Start of Extracted information

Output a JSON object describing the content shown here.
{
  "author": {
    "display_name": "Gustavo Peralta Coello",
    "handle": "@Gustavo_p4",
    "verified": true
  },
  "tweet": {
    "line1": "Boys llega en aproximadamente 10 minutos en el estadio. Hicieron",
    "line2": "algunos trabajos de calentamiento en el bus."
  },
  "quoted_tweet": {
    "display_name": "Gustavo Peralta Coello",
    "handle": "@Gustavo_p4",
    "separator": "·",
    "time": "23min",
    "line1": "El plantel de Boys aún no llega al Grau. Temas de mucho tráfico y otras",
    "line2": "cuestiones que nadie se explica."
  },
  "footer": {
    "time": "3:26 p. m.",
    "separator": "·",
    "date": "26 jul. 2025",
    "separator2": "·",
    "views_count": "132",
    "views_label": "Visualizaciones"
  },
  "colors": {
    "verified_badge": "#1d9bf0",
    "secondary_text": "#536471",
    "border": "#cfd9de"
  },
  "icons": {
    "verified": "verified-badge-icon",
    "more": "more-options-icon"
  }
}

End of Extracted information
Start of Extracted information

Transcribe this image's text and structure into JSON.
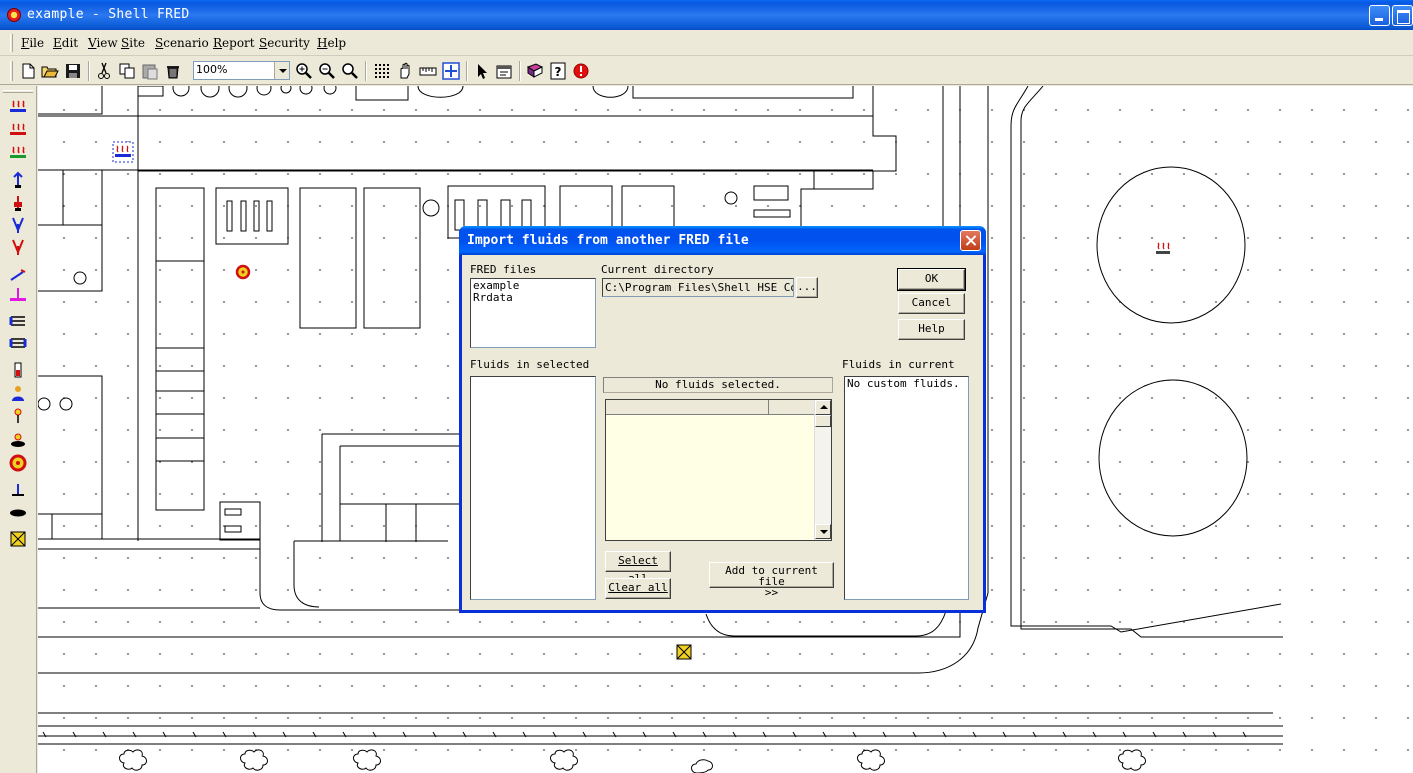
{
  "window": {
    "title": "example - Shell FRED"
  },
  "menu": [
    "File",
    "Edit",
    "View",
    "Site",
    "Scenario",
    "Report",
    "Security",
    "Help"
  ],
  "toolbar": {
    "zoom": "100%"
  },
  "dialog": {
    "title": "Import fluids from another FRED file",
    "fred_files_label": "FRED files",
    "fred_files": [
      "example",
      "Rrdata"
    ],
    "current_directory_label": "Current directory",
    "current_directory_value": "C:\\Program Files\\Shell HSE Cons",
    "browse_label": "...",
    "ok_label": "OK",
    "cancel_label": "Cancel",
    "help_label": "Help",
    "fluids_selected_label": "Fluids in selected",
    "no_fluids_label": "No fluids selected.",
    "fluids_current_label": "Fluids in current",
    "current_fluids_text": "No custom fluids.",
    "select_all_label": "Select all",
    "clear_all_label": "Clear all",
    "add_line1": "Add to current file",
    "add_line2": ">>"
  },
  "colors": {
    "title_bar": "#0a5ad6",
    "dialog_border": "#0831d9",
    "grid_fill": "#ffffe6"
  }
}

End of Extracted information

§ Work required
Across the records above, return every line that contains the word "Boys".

§ Exercise solution
    "line1": "Boys llega en aproximadamente 10 minutos en el estadio. Hicieron",
    "line1": "El plantel de Boys aún no llega al Grau. Temas de mucho tráfico y otras",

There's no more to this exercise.